Here’s a great article, via the Situationist:
No, it’s not about how Autistic people are responsible for genocide. Although the actual published journal article is behind a paywall, from what I can tell the researchers (including Susan Fiske, on whom I have a huge intellectual crush) are not really talking about autism at all but rather the general population.
The study showed that Princeton undergraduates (that is, not a representative sample of the whole population, but also not a sample of only people with a particular mental disability) systematically shut off the social processing centers of their brains (the centers generally associated with empathy and social reasoning) when looking at or thinking about people whom they considered disgusting and less-than-human: people thought to be homeless, addicted to drugs, immigrants, or poor. The social areas lit up normally when participants looked at pictures of other individuals.
This suggests that bias isn’t just about thinking some people are bad, but in at least some situations it’s about thinking of people as not human. This, of course, is something that activists have been pointing out for a long time, but it’s cool to see that their phenomenological, introspective description of what’s happening matches up pretty closely with the neuropsychological data (see also the same researchers’ findings that men who scored high on “hostile sexism” turned off the social centers of their brain while looking at scantily clad women).
What’s more, when participants looked at pictures of dehumanized individuals, their brains showed activity in the areas known to govern disgust, attention, and cognitive control. The researchers suggested that disgust may play a role in the shutdown of the “social” areas of the participants’ brains.
The fact that disgust is part of the equation here is particularly interesting, because it suggests (in my mind) that the underlying cognitive process evolved as a response to contagious disease or vermin. Although most people at least intellectually understand that people with contagious diseases are still people, societies historically have shunned individuals who appear to have a life-threatening contagious disease (most notably people with leprosy), to prevent the disease from spreading throughout the population. Of course, doing this was to some extent against human nature because we naturally want to be kind to others who are suffering, so it was necessary to develop a way for disgust to trump empathy.
The discovery of sanitation has made this tactic totally unnecessary (although people perceived as having a life-threatening contagious illness are still frequently subjected to serious discrimination), but the same mechanism is still being applied to people who are considered unworthy of empathy for some other reason, particularly outsiders (the immigrants), people who are perceived as “diseased” (the substance abusers and to some extent homeless people, who are widely presumed to have some sort of mental illness), and people dealing with unjust situations that are perceived as intractable and not worth trying to fix (poor persons).
The possibility that people are more likely to dehumanize a person when they associate the person with the idea of disease has important disability and human rights implications. For example, it may explain why promoting “medical” explanations of mental disability can paradoxically increase stigma while decreasing blame. It explains why, whenever people try to distinguish “high-functioning” Autistic advocates from the “really autistic” people who are not-quite-human and need to be cured, they invariably end up talking about gross things the person does, like playing with poop.

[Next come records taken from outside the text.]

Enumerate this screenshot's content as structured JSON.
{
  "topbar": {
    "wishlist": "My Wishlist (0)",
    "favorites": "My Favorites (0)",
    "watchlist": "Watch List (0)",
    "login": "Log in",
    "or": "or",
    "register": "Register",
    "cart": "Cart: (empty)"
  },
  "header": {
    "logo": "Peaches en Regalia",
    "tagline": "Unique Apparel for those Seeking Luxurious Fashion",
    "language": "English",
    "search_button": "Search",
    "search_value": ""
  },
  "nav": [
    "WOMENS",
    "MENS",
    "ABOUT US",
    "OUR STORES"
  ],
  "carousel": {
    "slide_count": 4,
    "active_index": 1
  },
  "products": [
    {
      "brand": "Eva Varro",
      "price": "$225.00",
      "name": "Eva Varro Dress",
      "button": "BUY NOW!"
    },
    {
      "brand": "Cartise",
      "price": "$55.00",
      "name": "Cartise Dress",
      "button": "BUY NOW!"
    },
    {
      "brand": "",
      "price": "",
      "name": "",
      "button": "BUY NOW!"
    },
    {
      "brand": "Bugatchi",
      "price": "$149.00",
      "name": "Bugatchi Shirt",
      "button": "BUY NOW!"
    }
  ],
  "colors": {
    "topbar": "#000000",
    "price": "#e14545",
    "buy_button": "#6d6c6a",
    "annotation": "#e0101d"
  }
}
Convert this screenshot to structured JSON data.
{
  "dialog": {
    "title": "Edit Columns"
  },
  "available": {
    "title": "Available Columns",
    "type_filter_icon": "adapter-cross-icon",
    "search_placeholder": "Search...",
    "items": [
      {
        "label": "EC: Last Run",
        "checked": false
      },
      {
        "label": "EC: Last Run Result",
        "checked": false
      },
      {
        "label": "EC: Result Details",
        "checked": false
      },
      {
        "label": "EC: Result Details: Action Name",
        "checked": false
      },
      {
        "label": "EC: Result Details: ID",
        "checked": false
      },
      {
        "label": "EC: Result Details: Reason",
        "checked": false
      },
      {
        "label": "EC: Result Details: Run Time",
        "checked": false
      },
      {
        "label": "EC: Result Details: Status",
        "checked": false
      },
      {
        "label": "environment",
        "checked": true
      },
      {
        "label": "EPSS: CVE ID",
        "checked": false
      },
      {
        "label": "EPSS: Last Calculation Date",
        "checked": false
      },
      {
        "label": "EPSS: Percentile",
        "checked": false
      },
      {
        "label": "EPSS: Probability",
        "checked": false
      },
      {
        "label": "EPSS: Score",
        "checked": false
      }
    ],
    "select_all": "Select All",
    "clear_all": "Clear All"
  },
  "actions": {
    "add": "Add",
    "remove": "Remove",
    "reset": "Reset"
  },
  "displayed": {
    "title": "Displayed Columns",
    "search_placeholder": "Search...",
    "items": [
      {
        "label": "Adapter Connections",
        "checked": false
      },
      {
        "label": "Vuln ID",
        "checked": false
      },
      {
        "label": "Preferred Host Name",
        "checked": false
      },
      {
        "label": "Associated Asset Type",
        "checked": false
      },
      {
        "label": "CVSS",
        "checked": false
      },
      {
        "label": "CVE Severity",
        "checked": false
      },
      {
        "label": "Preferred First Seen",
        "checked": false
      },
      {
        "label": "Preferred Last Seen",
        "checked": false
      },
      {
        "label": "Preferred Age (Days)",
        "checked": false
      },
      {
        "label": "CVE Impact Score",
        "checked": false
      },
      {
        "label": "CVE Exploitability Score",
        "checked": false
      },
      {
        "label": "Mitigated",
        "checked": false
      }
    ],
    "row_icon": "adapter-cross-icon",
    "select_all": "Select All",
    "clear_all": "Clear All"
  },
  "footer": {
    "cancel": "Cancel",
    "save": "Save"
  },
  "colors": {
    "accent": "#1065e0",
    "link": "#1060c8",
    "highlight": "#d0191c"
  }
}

At the risk of over-interpreting this study, I’d say it supports the arguments of activists who object to medicalizing terminology that characterizes a long-term disability as a “disease,” “disorder,” “illness,” or “epidemic,” especially when the “disease” in question is considered severe and “incurable.” While medicalizing terms may discourage society from blaming the disabled individual, the individual may also be considered less than human and thus less deserving of human rights such as self-determination, bodily autonomy, and full participation in the community.
It would also be interesting to see further research on exactly when this dehumanization response occurs and when it doesn’t, so that we can think of ways to prevent it. I suspect that people will show less of a dehumanizing response when the “disease” is perceived as either mild (such as the flu), presently curable (such as malaria), or the result of an injury and not a disease. This coincides with findings that people are more likely to empathize with individuals with mental illness if they are told that the person’s distress is caused by adverse life situations (that is, an “injury” model rather than a “disease” model). Moreover, one of the pictures used in the present study was of a “disabled” woman (they don’t say what the woman’s disability was), and this was apparently not a picture that elicited a dehumanizing response. My guess, without seeing the article, is that this woman’s disability appeared to have been caused by an injury (for example, a person who looks “normal” except that she is using a wheelchair) rather than a disease.
By analogy, would people be more likely to, say, view homeless individuals as fully human if they were told that homelessness is often a temporary life situation and that many people who experience homelessness ultimately find housing and have stable, fulfilling lives? Would people be less likely to dehumanize poor people if they were told that poverty arises from external social forces that can be changed? Or if they saw poverty as an injury caused by some sort of injustice?
I really like this sort of research. Understanding how people think about marginalized groups is a great step toward getting to think about them better. And I’m not self-deluded enough to think that anyone can truly understand how people think without doing some actually good research on the topic.